Emmanuel Thomas, Ph.D. ’05, M.D. ’07, is the co-director of a diagnostic laboratory providing validated testing reagents and virus transport media to the Department of Pathology at the University of Miami Miller School of Medicine. He has recently given national webinars on COVID-19 as part of his work with the American Liver Foundation and the American Association for the study of Liver Diseases.

Dr. Thomas leads a program to screen for RNA viruses, including HCV and HIV. He notes, “We have been able to cope with this current pandemic using validated strategies to prevent transmission and test for SARS-CoV2” – approaches that are based on his published methods to inactivate RNA viruses so they are no longer infectious. Dr. Thomas’s message to those who are not on the front line: “My wife is an intensive care unit nurse at a local community hospital in Miami, FL, taking care of patients sick with COVID-19. The prolonged and appropriate use of PPE in this current environment cannot be understated.”

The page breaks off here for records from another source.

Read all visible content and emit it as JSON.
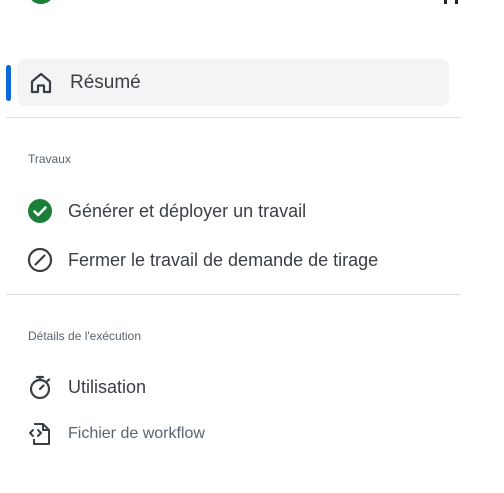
{
  "nav": {
    "summary": {
      "label": "Résumé",
      "icon": "home-icon",
      "active": true
    },
    "jobs_section": {
      "heading": "Travaux",
      "items": [
        {
          "label": "Générer et déployer un travail",
          "icon": "check-circle-icon",
          "status": "success"
        },
        {
          "label": "Fermer le travail de demande de tirage",
          "icon": "skipped-circle-icon",
          "status": "skipped"
        }
      ]
    },
    "run_details_section": {
      "heading": "Détails de l'exécution",
      "items": [
        {
          "label": "Utilisation",
          "icon": "stopwatch-icon"
        },
        {
          "label": "Fichier de workflow",
          "icon": "file-code-icon"
        }
      ]
    }
  },
  "colors": {
    "accent": "#0969da",
    "success": "#1a7f37",
    "active_background": "#f3f4f6",
    "divider": "#d8dee4"
  }
}
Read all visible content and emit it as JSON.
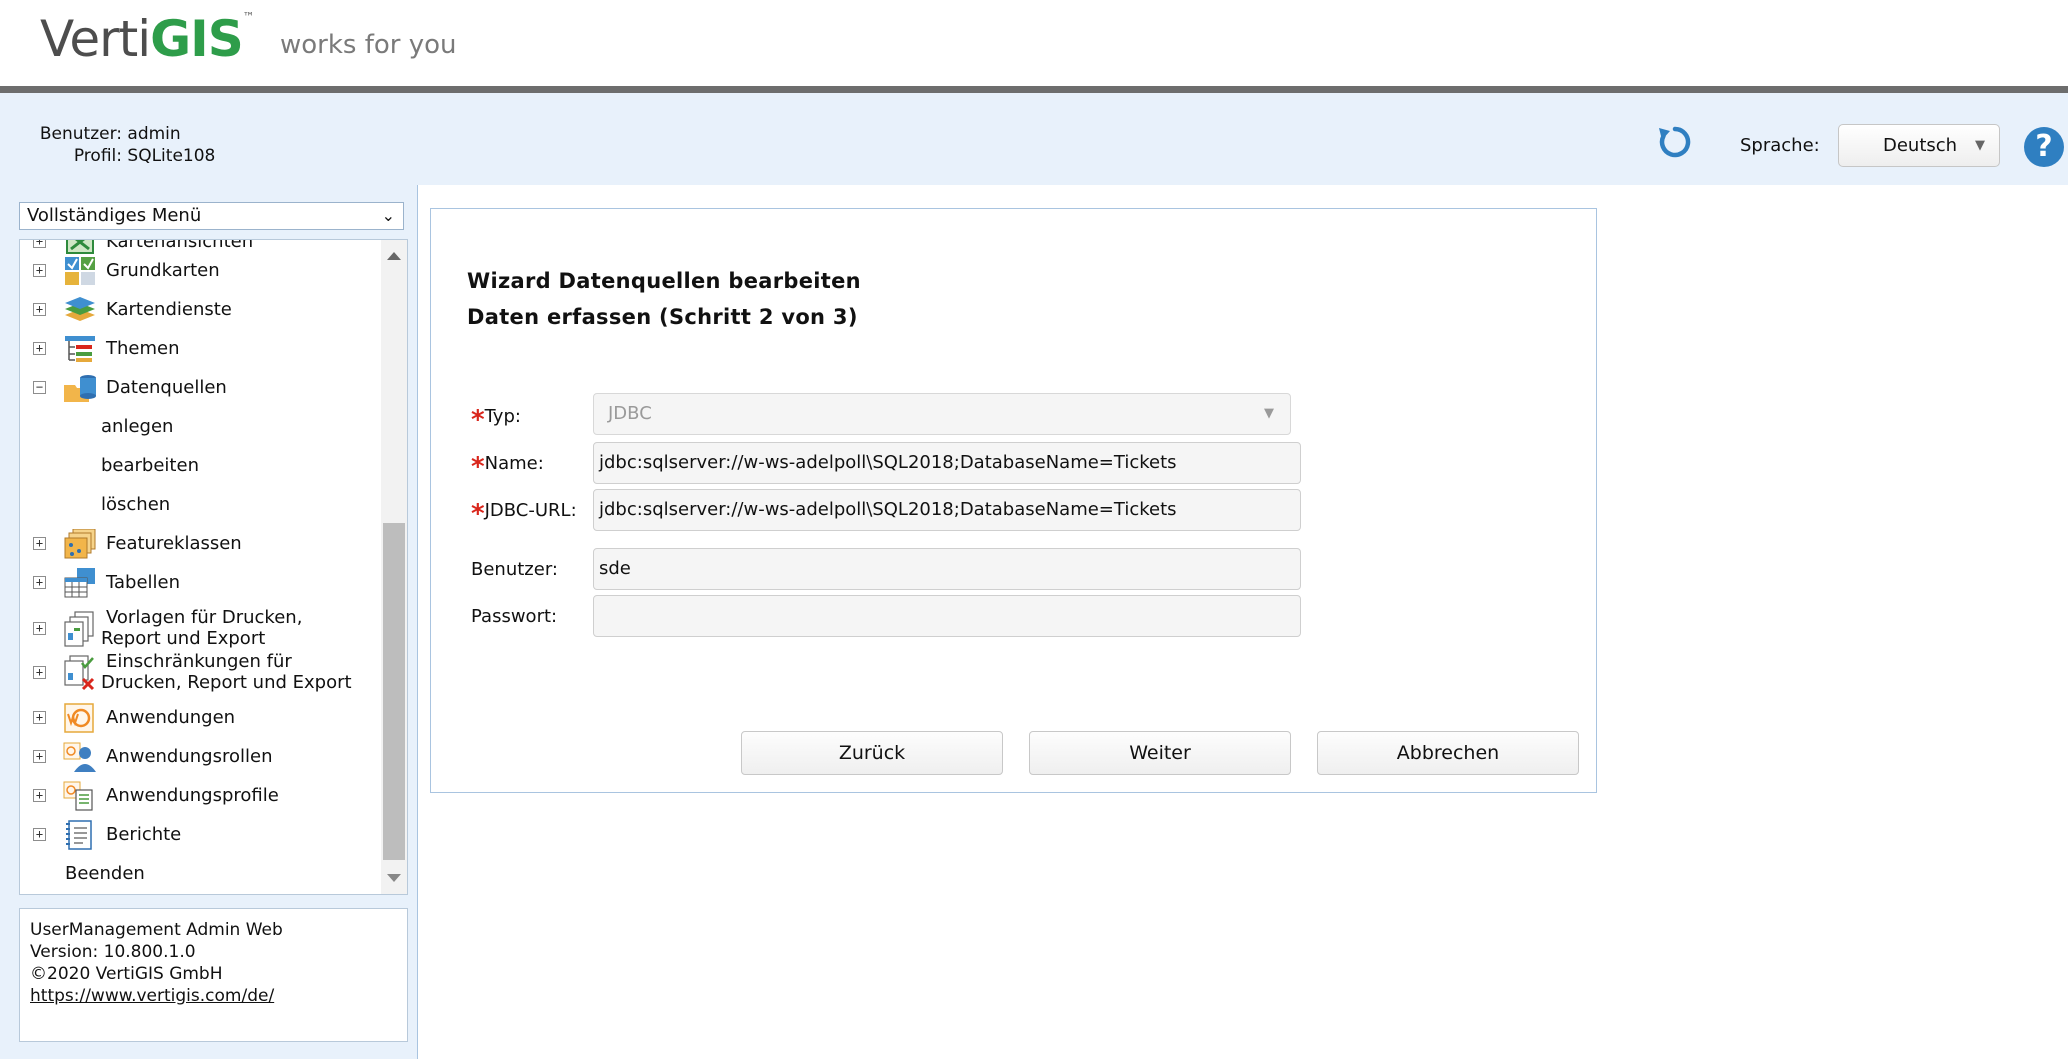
{
  "brand": {
    "logo_main": "Verti",
    "logo_accent": "GIS",
    "logo_mark": "™",
    "slogan": "works for you"
  },
  "userbar": {
    "user_label": "Benutzer:",
    "user_value": "admin",
    "profile_label": "Profil:",
    "profile_value": "SQLite108",
    "language_label": "Sprache:",
    "language_value": "Deutsch",
    "help_symbol": "?",
    "refresh_icon": "refresh-icon",
    "accent_color": "#2f7fc1"
  },
  "sidebar": {
    "menu_select": "Vollständiges Menü",
    "items": [
      {
        "label": "Kartenansichten",
        "expander": "+",
        "icon": "map-views-icon"
      },
      {
        "label": "Grundkarten",
        "expander": "+",
        "icon": "basemaps-icon"
      },
      {
        "label": "Kartendienste",
        "expander": "+",
        "icon": "map-services-icon"
      },
      {
        "label": "Themen",
        "expander": "+",
        "icon": "themes-icon"
      },
      {
        "label": "Datenquellen",
        "expander": "−",
        "icon": "datasources-icon"
      },
      {
        "label": "anlegen"
      },
      {
        "label": "bearbeiten"
      },
      {
        "label": "löschen"
      },
      {
        "label": "Featureklassen",
        "expander": "+",
        "icon": "featureclasses-icon"
      },
      {
        "label": "Tabellen",
        "expander": "+",
        "icon": "tables-icon"
      },
      {
        "label_line1": "Vorlagen für Drucken,",
        "label_line2": "Report und Export",
        "expander": "+",
        "icon": "print-templates-icon"
      },
      {
        "label_line1": "Einschränkungen für",
        "label_line2": "Drucken, Report und Export",
        "expander": "+",
        "icon": "print-restrictions-icon"
      },
      {
        "label": "Anwendungen",
        "expander": "+",
        "icon": "applications-icon"
      },
      {
        "label": "Anwendungsrollen",
        "expander": "+",
        "icon": "application-roles-icon"
      },
      {
        "label": "Anwendungsprofile",
        "expander": "+",
        "icon": "application-profiles-icon"
      },
      {
        "label": "Berichte",
        "expander": "+",
        "icon": "reports-icon"
      },
      {
        "label": "Beenden"
      }
    ],
    "info": {
      "line1": "UserManagement Admin Web",
      "line2": "Version: 10.800.1.0",
      "line3": "©2020 VertiGIS GmbH",
      "link": "https://www.vertigis.com/de/"
    }
  },
  "wizard": {
    "title_line1": "Wizard Datenquellen bearbeiten",
    "title_line2": "Daten erfassen (Schritt 2 von 3)",
    "required_mark": "*",
    "type_label": "Typ:",
    "type_value": "JDBC",
    "name_label": "Name:",
    "name_value": "jdbc:sqlserver://w-ws-adelpoll\\SQL2018;DatabaseName=Tickets",
    "url_label": "JDBC-URL:",
    "url_value": "jdbc:sqlserver://w-ws-adelpoll\\SQL2018;DatabaseName=Tickets",
    "user_label": "Benutzer:",
    "user_value": "sde",
    "password_label": "Passwort:",
    "password_value": "",
    "back_button": "Zurück",
    "next_button": "Weiter",
    "cancel_button": "Abbrechen"
  }
}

Rachel Libby, M.D. ’16, is an emergency medicine physician and Linda Nied Prieto, M.D. ’90, is an internal medicine physician. Both are Miller School alumnae working on the front lines at Emory Decatur Hospital in Decatur, GA during the COVID-19 pandemic. They met when Dr. Libby spotted Dr. Prieto’s Miami pin.

Dr. Libby says of working in emergency medicine: “I am so proud of this profession and the courage my colleagues have shown. Also, I am humbled by all the support we’ve received.” Dr. Prieto adds: “This is what we do – we take care of those who are sick and in need of our expertise. Although this is the worse epidemic I have been through, I also worked in the hospital during the HIV/AIDS crisis of the early 90s and H1N1 in 2009. Stay safe!”

Melvin La, M.D. ‘14, is an anesthesiologist at UCSF in San Francisco, CA, who traveled to New York City, NY in April as part of an emergency COVID-19 response team. It was a homecoming for Dr. La, who did his residency and fellowship training in New York City. For four weeks, the team provided support to their colleagues at New York-Presbyterian Hospital. Many of the patients they saw were treated in makeshift ICUs, where they used anesthesia machines as ventilators. “I witnessed the strength of an entire city coming together, cheering for us every evening, and sending meals to the hospitals every day,” said Dr. La of working on the front lines during this pandemic. “Even now that I’m back in San Francisco, my heart goes out to all the health care workers in New York who continue to fight this pandemic.”

UNIVERSITY OF MIAMI MEDICINE
SPRING 2020